  • Global Defense Initiative (a powerful military branch of the UN) in the Command & Conquer series of video games.
  • The Confederation in Peter F Hamilton's Night's Dawn Trilogy (or more specifically GovCentral and most planetary governments, some even stretch across multiple systems).
  • The Imperium in Warhammer 40000 is a large sprawling empire spanning many planets.
  • The Buy n Large Corporation is a world government in the film WALL-E. CEO Shelby Forthright (portrayed in live-action by Fred Willard) as leader of the world government proposed the plans to evacuate, clean up and recolonize the planet. However, he gave up hope after realizing he underestimated just how toxic the planet had become.
  • The United Earth Federation in the video game Supreme Commander is a Martial Government that rules all of Earth and several other planets in the galaxy.
  • The United States of Earth is the fictional world government in the animated science-fiction comedy series Futurama. It is also supported by D.O.O.P. (an interplanetary equivalent to the United Nations).
  • The Earth Alliance in Babylon 5 was founded in 2085 as a democracy, and conquered most nations who refused to join by 2150.
  • The Earth Federation in the Gundam anime series, formed as a response to widespread famine, disease and war. It forced most of the earth population into space colonies.
  • The Terran Confederation in the Wing Commander universe, is a federal republic formed in 2416.
  • The Alliance in the Firefly universe is a result of a Chinese and American alliance.
  • In Gerry Anderson's TV series Fireball XL5, Stingray, Thunderbirds, Captain Scarlet and the Mysterons and Joe 90, Feature the World Army, the World Navy and the World Air Force, also the World Aquanaut Security Patrol (The W.A.S.P'S), the World Space Patrol (W.S.P), World Intelligence Network (W.I.N) and Universal Secret Service (U.S.S). All run by a World Government (overseen by a world President) located in the world capital Futura City.
  • In his scurrilous novel New Shoes, RD Le Coeur has the president of earth as Bernado Bohemoth Beelzebub who the alien visitors come seeking on Earth.
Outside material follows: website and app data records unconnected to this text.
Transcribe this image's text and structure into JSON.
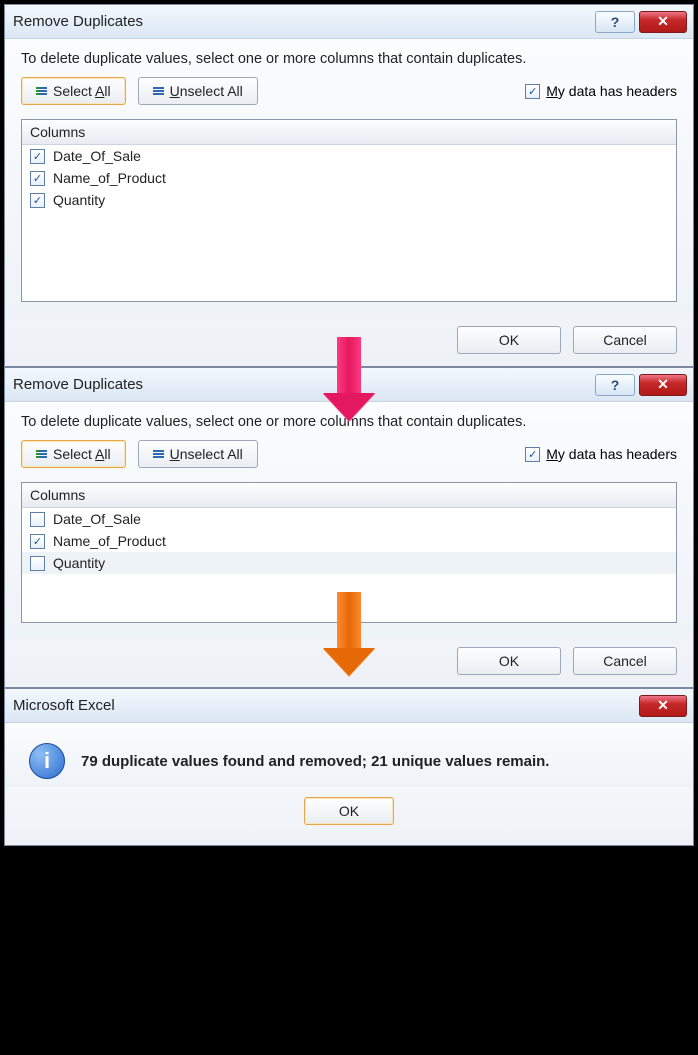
{
  "dialog1": {
    "title": "Remove Duplicates",
    "instruction": "To delete duplicate values, select one or more columns that contain duplicates.",
    "select_all_label_pre": "Select ",
    "select_all_key": "A",
    "select_all_label_post": "ll",
    "unselect_all_pre": "",
    "unselect_all_key": "U",
    "unselect_all_post": "nselect All",
    "headers_label_pre": "",
    "headers_label_key": "M",
    "headers_label_post": "y data has headers",
    "headers_checked": true,
    "columns_header": "Columns",
    "columns": [
      {
        "label": "Date_Of_Sale",
        "checked": true
      },
      {
        "label": "Name_of_Product",
        "checked": true
      },
      {
        "label": "Quantity",
        "checked": true
      }
    ],
    "ok": "OK",
    "cancel": "Cancel"
  },
  "dialog2": {
    "title": "Remove Duplicates",
    "instruction": "To delete duplicate values, select one or more columns that contain duplicates.",
    "select_all_label_pre": "Select ",
    "select_all_key": "A",
    "select_all_label_post": "ll",
    "unselect_all_pre": "",
    "unselect_all_key": "U",
    "unselect_all_post": "nselect All",
    "headers_label_pre": "",
    "headers_label_key": "M",
    "headers_label_post": "y data has headers",
    "headers_checked": true,
    "columns_header": "Columns",
    "columns": [
      {
        "label": "Date_Of_Sale",
        "checked": false
      },
      {
        "label": "Name_of_Product",
        "checked": true
      },
      {
        "label": "Quantity",
        "checked": false
      }
    ],
    "ok": "OK",
    "cancel": "Cancel"
  },
  "msgbox": {
    "title": "Microsoft Excel",
    "message": "79 duplicate values found and removed; 21 unique values remain.",
    "ok": "OK"
  },
  "icons": {
    "help": "?",
    "close": "✕",
    "check": "✓",
    "info": "i"
  }
}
ISBN 978-1-84923-882-3.
  • Future timelines of Doctor Who repeatedly show a world government with space colonisation, usually under the name Earth Empire/Human Empire.
  • In Martian Successor Nadesico, Earth and several lunar and Martian colonies are governed by United Earth, with a united military force called the "United Earth Allied Forces".
  • "Planetes" a Japanese anime, "INTO" International Treaty Organization is a type of world government .
  • In the manga "Eden: It's an Endless World!" A supranational organization "Propater" which grew within NATO and the UN, and eventually took them over. Propater controls much of the world, including Japan, the USA, much of Europe and South America. Later this organization became " United World The Federation of Earth" .
  • In Appleseed (manga) , after world war III the planet is supervised by a utopian city called Olympus. The Central Management Bureau, more commonly referred to as Aegis in the manga, is the political organization that runs the city-state of Olympus. Aegis is looking after the whole planet, other than total disarmament and the supervision of trade and economy, every country is pretty much free to do as they please.
  • In video game Deus Ex: Invisible War takes place in 2072, twenty years after the original, in a world being rebuilt after the destruction of global infrastructure at the hands of the first game's protagonist, JC Denton. The World Trade Organization somehow forms a global government, creating modern city-states, known as enclaves, in which the majority of the game takes place
  • In Aldnoah.Zero, Earth is united under one government, with a united military force known as the United Forces of Earth (UFE).

See also[edit]


  1. ^ Vibber, Kelson (2004-11-15). "President Thawne". Retrieved 2007-11-12. 
  2. ^ "David Kennedy; The President of Earth". Book Review. 2007-11-03. Retrieved 2007-11-12. 
  3. ^ Kennedy, David (2002). The President of Earth: New and Selected Poems. Salt Publishing. ISBN 1-876857-10-2. 
  4. ^ Booker, M. Keith. Drawn to Television: Prime-Time Animation from The Flintstones to Family Guy.